The US Defense Advanced Research Projects Agency is experimenting with sensors, artificial intelligence, drones and human psychology to better protect troops with technologies that can distinguish between threats and noncombatants.
The Urban Reconnaissance through Supervised Autonomy (URSA) project aims to use autonomous systems to help the military detect hostile forces in cities and positively identify combatants before any U.S. troops come in contact with them. The program weaves legal, moral, and ethical concerns into its foundation.
The URSA vision is to develop technology to enable autonomous systems that U.S. ground forces supervise and operate to detect hostile forces and establish positive identification before any U.S. troops come in contact with them.
The program seeks to overcome the complexity of the urban environment by combining new knowledge about human behaviors, autonomy algorithms, integrated sensors, multiple sensor modalities, and measurable human responses to discriminate the subtle differences between hostile and innocent people.
As they do today, the combatants will make the final decision on whether to escalate or reduce response to a perceived threat. Those decisions, however, will benefit from additional intelligence from URSA prior to direct engagement, according to darpa.mil.
Lt. Col. Philip Root, the acting deputy director for DARPA’s Tactical Technology Office, told fcw.com how the Defense Department plans to forge relationships between humans and machines.
URSA’s approach to the problem of discriminating hostile and non-hostile persons in urban operations aims at supplying the soldier with more information about intent. “We do that by putting signs out, a stop sign. If they speed by the stop sign, that’s information. So we’re putting out a sign, a probe, to tell the target, someone we’re watching, to stop. And then we give them another sign — send out a flare or fire warning shots depending on rules of engagement — to insert a message. And how they respond is more information.”
“So as a military patrol is moving through a city, we’d love to let everyone know in advance. But they can’t all just leave. We have to operate with non-combatants around and provide them every opportunity to remove themselves from the environment. Anyone left would then have hostile intent.”

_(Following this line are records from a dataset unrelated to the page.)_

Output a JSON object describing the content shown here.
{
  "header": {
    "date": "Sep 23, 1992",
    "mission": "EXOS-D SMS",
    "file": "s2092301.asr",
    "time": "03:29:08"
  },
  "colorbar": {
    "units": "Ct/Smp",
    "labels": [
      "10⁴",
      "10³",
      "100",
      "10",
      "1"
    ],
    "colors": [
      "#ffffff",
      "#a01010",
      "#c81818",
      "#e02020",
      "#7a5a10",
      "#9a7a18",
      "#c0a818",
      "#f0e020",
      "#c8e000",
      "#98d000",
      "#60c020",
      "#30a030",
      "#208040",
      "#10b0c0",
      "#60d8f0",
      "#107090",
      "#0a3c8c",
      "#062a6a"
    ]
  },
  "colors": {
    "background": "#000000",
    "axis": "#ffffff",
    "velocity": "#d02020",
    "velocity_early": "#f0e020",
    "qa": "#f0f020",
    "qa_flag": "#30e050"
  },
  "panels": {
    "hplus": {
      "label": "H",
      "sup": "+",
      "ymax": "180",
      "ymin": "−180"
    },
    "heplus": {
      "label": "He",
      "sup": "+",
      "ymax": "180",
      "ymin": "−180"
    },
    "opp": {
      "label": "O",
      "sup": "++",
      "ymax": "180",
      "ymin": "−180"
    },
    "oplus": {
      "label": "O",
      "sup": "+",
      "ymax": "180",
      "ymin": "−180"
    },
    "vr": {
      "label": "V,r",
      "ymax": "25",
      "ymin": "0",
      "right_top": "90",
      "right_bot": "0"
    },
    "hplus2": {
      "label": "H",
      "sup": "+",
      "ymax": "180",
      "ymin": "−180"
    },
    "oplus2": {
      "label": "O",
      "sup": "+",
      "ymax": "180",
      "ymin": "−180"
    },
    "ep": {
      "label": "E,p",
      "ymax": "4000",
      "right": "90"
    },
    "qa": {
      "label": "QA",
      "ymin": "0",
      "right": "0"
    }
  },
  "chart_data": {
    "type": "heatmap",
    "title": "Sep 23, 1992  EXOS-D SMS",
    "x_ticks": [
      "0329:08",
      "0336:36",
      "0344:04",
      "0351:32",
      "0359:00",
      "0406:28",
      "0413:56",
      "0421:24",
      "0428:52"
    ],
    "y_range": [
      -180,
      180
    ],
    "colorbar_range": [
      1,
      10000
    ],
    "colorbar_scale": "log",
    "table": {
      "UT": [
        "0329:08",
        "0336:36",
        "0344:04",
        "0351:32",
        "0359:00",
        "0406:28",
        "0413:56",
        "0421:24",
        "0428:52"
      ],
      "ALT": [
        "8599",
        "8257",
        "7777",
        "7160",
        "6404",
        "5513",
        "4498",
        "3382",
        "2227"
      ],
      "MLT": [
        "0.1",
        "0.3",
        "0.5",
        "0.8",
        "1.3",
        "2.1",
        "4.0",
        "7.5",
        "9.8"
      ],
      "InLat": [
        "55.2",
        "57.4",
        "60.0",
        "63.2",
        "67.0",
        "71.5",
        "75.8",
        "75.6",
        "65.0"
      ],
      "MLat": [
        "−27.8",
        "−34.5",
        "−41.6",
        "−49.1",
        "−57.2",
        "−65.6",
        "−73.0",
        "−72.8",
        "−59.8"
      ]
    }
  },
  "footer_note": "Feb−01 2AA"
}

He said one of the possible solutions could be sending a message via drone, calling people to refrain from walking outside, and advising them to go to the nearest building.

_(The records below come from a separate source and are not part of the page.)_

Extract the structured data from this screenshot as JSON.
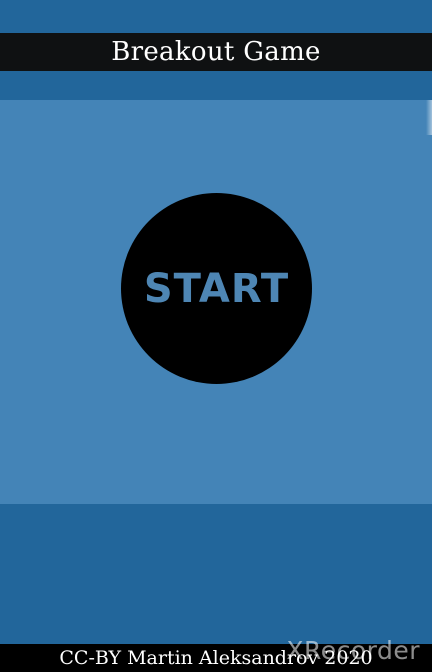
{
  "game": {
    "title": "Breakout Game",
    "start_label": "START",
    "credit": "CC-BY Martin Aleksandrov 2020"
  },
  "overlay": {
    "watermark": "XRecorder"
  },
  "colors": {
    "background": "#22669b",
    "play_area": "#4484b7",
    "title_bar": "#0f1112",
    "start_button": "#000000",
    "start_text": "#4e86b4",
    "footer": "#000000"
  }
}
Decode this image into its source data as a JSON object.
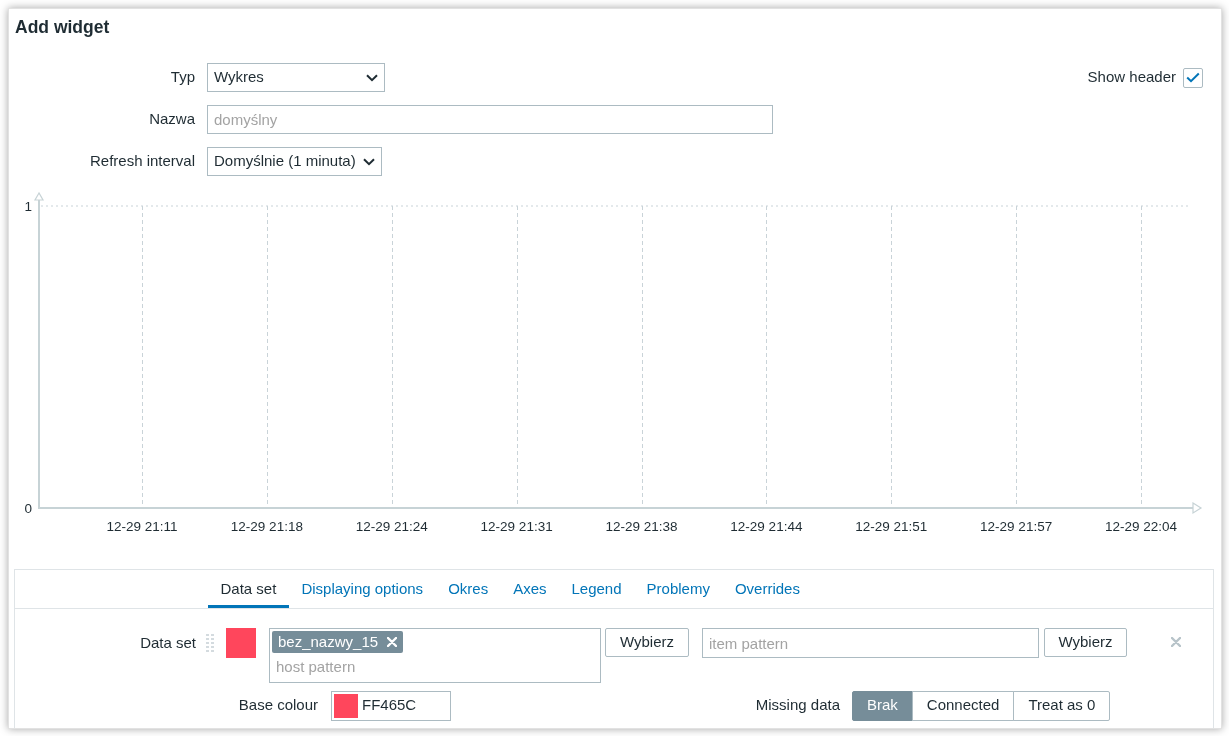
{
  "dialog": {
    "title": "Add widget"
  },
  "form": {
    "type": {
      "label": "Typ",
      "value": "Wykres"
    },
    "name": {
      "label": "Nazwa",
      "placeholder": "domyślny"
    },
    "refresh_interval": {
      "label": "Refresh interval",
      "value": "Domyślnie (1 minuta)"
    },
    "show_header": {
      "label": "Show header",
      "checked": true
    }
  },
  "preview": {
    "chart_data": {
      "type": "line",
      "categories": [
        "12-29 21:11",
        "12-29 21:18",
        "12-29 21:24",
        "12-29 21:31",
        "12-29 21:38",
        "12-29 21:44",
        "12-29 21:51",
        "12-29 21:57",
        "12-29 22:04"
      ],
      "ylim": [
        0,
        1
      ],
      "yticks": [
        0,
        1
      ],
      "grid": true
    }
  },
  "tabs": [
    {
      "label": "Data set",
      "selected": true
    },
    {
      "label": "Displaying options",
      "selected": false
    },
    {
      "label": "Okres",
      "selected": false
    },
    {
      "label": "Axes",
      "selected": false
    },
    {
      "label": "Legend",
      "selected": false
    },
    {
      "label": "Problemy",
      "selected": false
    },
    {
      "label": "Overrides",
      "selected": false
    }
  ],
  "data_sets": [
    {
      "label": "Data set",
      "color": "#ff465c",
      "hosts": [
        "bez_nazwy_15"
      ],
      "host_placeholder": "host pattern",
      "host_button": "Wybierz",
      "item_placeholder": "item pattern",
      "item_button": "Wybierz",
      "base_colour": {
        "label": "Base colour",
        "value": "FF465C"
      },
      "missing_data": {
        "label": "Missing data",
        "options": [
          {
            "label": "Brak",
            "selected": true
          },
          {
            "label": "Connected",
            "selected": false
          },
          {
            "label": "Treat as 0",
            "selected": false
          }
        ]
      }
    }
  ]
}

He said they have a team of behavioral psychologists and use social science models of how people respond.